━━ WORKING DATA ━━

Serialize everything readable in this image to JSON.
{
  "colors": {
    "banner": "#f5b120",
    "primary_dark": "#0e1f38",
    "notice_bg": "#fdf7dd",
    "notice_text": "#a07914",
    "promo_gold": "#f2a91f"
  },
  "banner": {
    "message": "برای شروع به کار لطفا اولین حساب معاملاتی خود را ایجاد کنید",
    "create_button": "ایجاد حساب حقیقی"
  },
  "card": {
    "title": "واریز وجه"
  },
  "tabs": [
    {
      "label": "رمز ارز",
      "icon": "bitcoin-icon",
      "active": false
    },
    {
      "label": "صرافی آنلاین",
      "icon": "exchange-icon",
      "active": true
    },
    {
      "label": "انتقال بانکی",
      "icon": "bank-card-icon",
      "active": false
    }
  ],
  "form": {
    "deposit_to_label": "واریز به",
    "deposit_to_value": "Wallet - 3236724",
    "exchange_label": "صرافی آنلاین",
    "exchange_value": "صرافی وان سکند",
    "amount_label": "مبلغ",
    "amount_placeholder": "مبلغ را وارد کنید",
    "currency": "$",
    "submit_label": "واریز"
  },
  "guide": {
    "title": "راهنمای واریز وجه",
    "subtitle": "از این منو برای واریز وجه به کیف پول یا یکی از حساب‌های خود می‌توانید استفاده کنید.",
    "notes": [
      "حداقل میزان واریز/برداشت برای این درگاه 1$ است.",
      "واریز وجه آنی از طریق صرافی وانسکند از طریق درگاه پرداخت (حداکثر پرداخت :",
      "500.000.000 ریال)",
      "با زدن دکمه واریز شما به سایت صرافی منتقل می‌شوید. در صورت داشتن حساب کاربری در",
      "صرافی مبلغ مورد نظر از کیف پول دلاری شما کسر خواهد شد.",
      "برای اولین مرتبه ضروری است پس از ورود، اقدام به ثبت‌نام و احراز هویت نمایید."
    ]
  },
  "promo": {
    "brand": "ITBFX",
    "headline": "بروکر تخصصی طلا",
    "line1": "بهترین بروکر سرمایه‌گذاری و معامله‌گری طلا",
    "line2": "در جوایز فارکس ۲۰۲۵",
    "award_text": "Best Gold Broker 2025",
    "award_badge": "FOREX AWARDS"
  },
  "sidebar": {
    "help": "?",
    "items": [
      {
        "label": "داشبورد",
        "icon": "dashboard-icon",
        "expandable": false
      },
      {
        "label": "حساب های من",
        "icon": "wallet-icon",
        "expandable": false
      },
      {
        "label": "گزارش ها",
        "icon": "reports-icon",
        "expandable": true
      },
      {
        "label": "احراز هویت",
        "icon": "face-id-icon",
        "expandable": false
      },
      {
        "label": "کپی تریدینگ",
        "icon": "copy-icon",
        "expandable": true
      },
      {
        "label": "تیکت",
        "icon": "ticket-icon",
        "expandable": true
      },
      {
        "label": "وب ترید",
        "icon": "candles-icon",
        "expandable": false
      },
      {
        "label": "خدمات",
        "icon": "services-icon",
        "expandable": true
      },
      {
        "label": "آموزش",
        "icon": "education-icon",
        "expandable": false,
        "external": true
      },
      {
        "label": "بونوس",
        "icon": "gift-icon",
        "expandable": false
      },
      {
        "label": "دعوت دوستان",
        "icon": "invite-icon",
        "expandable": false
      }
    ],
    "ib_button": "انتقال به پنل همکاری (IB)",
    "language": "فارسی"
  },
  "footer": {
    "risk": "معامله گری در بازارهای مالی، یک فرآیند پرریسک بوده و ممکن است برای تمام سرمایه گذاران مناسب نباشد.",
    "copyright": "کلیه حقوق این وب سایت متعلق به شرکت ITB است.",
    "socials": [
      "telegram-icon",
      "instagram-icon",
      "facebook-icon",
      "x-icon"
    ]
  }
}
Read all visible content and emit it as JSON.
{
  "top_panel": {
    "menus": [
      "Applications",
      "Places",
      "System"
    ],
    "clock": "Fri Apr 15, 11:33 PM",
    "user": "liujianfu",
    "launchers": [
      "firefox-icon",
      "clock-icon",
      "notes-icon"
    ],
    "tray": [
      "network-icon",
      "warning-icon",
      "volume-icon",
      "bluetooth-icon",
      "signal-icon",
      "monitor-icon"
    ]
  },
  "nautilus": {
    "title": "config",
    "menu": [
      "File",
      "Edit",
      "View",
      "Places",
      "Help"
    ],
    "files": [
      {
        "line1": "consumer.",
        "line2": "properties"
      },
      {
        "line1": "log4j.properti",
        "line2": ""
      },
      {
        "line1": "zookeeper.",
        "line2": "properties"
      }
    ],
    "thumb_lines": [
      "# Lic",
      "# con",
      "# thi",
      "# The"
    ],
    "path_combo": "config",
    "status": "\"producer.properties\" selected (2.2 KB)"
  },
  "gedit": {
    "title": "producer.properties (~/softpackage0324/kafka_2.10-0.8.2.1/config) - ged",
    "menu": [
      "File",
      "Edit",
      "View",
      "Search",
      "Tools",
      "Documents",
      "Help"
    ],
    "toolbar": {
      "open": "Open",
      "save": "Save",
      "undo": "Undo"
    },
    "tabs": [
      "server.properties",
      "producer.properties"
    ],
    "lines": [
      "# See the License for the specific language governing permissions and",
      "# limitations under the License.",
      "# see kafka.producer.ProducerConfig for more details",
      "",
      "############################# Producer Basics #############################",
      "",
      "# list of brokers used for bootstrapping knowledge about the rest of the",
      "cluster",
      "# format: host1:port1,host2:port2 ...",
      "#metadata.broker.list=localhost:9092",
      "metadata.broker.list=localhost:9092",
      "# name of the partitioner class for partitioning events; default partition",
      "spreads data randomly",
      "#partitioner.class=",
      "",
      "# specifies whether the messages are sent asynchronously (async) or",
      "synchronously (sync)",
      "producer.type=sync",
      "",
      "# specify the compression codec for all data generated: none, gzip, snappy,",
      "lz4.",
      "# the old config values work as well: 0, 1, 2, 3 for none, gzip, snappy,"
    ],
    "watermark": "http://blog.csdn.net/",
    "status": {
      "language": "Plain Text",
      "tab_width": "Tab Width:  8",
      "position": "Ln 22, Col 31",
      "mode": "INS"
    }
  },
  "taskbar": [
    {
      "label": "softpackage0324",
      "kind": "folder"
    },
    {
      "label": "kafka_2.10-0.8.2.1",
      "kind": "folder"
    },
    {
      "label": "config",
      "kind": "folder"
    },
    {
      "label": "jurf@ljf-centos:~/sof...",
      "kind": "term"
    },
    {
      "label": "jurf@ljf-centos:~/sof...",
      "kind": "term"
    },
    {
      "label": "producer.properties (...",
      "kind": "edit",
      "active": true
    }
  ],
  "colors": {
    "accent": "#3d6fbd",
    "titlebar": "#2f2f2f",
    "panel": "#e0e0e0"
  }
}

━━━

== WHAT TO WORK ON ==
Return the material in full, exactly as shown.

== SOLUTION ==
Serialize everything readable in this image to JSON.
{
  "colors": {
    "banner": "#f5b120",
    "primary_dark": "#0e1f38",
    "notice_bg": "#fdf7dd",
    "notice_text": "#a07914",
    "promo_gold": "#f2a91f"
  },
  "banner": {
    "message": "برای شروع به کار لطفا اولین حساب معاملاتی خود را ایجاد کنید",
    "create_button": "ایجاد حساب حقیقی"
  },
  "card": {
    "title": "واریز وجه"
  },
  "tabs": [
    {
      "label": "رمز ارز",
      "icon": "bitcoin-icon",
      "active": false
    },
    {
      "label": "صرافی آنلاین",
      "icon": "exchange-icon",
      "active": true
    },
    {
      "label": "انتقال بانکی",
      "icon": "bank-card-icon",
      "active": false
    }
  ],
  "form": {
    "deposit_to_label": "واریز به",
    "deposit_to_value": "Wallet - 3236724",
    "exchange_label": "صرافی آنلاین",
    "exchange_value": "صرافی وان سکند",
    "amount_label": "مبلغ",
    "amount_placeholder": "مبلغ را وارد کنید",
    "currency": "$",
    "submit_label": "واریز"
  },
  "guide": {
    "title": "راهنمای واریز وجه",
    "subtitle": "از این منو برای واریز وجه به کیف پول یا یکی از حساب‌های خود می‌توانید استفاده کنید.",
    "notes": [
      "حداقل میزان واریز/برداشت برای این درگاه 1$ است.",
      "واریز وجه آنی از طریق صرافی وانسکند از طریق درگاه پرداخت (حداکثر پرداخت :",
      "500.000.000 ریال)",
      "با زدن دکمه واریز شما به سایت صرافی منتقل می‌شوید. در صورت داشتن حساب کاربری در",
      "صرافی مبلغ مورد نظر از کیف پول دلاری شما کسر خواهد شد.",
      "برای اولین مرتبه ضروری است پس از ورود، اقدام به ثبت‌نام و احراز هویت نمایید."
    ]
  },
  "promo": {
    "brand": "ITBFX",
    "headline": "بروکر تخصصی طلا",
    "line1": "بهترین بروکر سرمایه‌گذاری و معامله‌گری طلا",
    "line2": "در جوایز فارکس ۲۰۲۵",
    "award_text": "Best Gold Broker 2025",
    "award_badge": "FOREX AWARDS"
  },
  "sidebar": {
    "help": "?",
    "items": [
      {
        "label": "داشبورد",
        "icon": "dashboard-icon",
        "expandable": false
      },
      {
        "label": "حساب های من",
        "icon": "wallet-icon",
        "expandable": false
      },
      {
        "label": "گزارش ها",
        "icon": "reports-icon",
        "expandable": true
      },
      {
        "label": "احراز هویت",
        "icon": "face-id-icon",
        "expandable": false
      },
      {
        "label": "کپی تریدینگ",
        "icon": "copy-icon",
        "expandable": true
      },
      {
        "label": "تیکت",
        "icon": "ticket-icon",
        "expandable": true
      },
      {
        "label": "وب ترید",
        "icon": "candles-icon",
        "expandable": false
      },
      {
        "label": "خدمات",
        "icon": "services-icon",
        "expandable": true
      },
      {
        "label": "آموزش",
        "icon": "education-icon",
        "expandable": false,
        "external": true
      },
      {
        "label": "بونوس",
        "icon": "gift-icon",
        "expandable": false
      },
      {
        "label": "دعوت دوستان",
        "icon": "invite-icon",
        "expandable": false
      }
    ],
    "ib_button": "انتقال به پنل همکاری (IB)",
    "language": "فارسی"
  },
  "footer": {
    "risk": "معامله گری در بازارهای مالی، یک فرآیند پرریسک بوده و ممکن است برای تمام سرمایه گذاران مناسب نباشد.",
    "copyright": "کلیه حقوق این وب سایت متعلق به شرکت ITB است.",
    "socials": [
      "telegram-icon",
      "instagram-icon",
      "facebook-icon",
      "x-icon"
    ]
  }
}
Read all visible content and emit it as JSON.
{
  "top_panel": {
    "menus": [
      "Applications",
      "Places",
      "System"
    ],
    "clock": "Fri Apr 15, 11:33 PM",
    "user": "liujianfu",
    "launchers": [
      "firefox-icon",
      "clock-icon",
      "notes-icon"
    ],
    "tray": [
      "network-icon",
      "warning-icon",
      "volume-icon",
      "bluetooth-icon",
      "signal-icon",
      "monitor-icon"
    ]
  },
  "nautilus": {
    "title": "config",
    "menu": [
      "File",
      "Edit",
      "View",
      "Places",
      "Help"
    ],
    "files": [
      {
        "line1": "consumer.",
        "line2": "properties"
      },
      {
        "line1": "log4j.properti",
        "line2": ""
      },
      {
        "line1": "zookeeper.",
        "line2": "properties"
      }
    ],
    "thumb_lines": [
      "# Lic",
      "# con",
      "# thi",
      "# The"
    ],
    "path_combo": "config",
    "status": "\"producer.properties\" selected (2.2 KB)"
  },
  "gedit": {
    "title": "producer.properties (~/softpackage0324/kafka_2.10-0.8.2.1/config) - ged",
    "menu": [
      "File",
      "Edit",
      "View",
      "Search",
      "Tools",
      "Documents",
      "Help"
    ],
    "toolbar": {
      "open": "Open",
      "save": "Save",
      "undo": "Undo"
    },
    "tabs": [
      "server.properties",
      "producer.properties"
    ],
    "lines": [
      "# See the License for the specific language governing permissions and",
      "# limitations under the License.",
      "# see kafka.producer.ProducerConfig for more details",
      "",
      "############################# Producer Basics #############################",
      "",
      "# list of brokers used for bootstrapping knowledge about the rest of the",
      "cluster",
      "# format: host1:port1,host2:port2 ...",
      "#metadata.broker.list=localhost:9092",
      "metadata.broker.list=localhost:9092",
      "# name of the partitioner class for partitioning events; default partition",
      "spreads data randomly",
      "#partitioner.class=",
      "",
      "# specifies whether the messages are sent asynchronously (async) or",
      "synchronously (sync)",
      "producer.type=sync",
      "",
      "# specify the compression codec for all data generated: none, gzip, snappy,",
      "lz4.",
      "# the old config values work as well: 0, 1, 2, 3 for none, gzip, snappy,"
    ],
    "watermark": "http://blog.csdn.net/",
    "status": {
      "language": "Plain Text",
      "tab_width": "Tab Width:  8",
      "position": "Ln 22, Col 31",
      "mode": "INS"
    }
  },
  "taskbar": [
    {
      "label": "softpackage0324",
      "kind": "folder"
    },
    {
      "label": "kafka_2.10-0.8.2.1",
      "kind": "folder"
    },
    {
      "label": "config",
      "kind": "folder"
    },
    {
      "label": "jurf@ljf-centos:~/sof...",
      "kind": "term"
    },
    {
      "label": "jurf@ljf-centos:~/sof...",
      "kind": "term"
    },
    {
      "label": "producer.properties (...",
      "kind": "edit",
      "active": true
    }
  ],
  "colors": {
    "accent": "#3d6fbd",
    "titlebar": "#2f2f2f",
    "panel": "#e0e0e0"
  }
}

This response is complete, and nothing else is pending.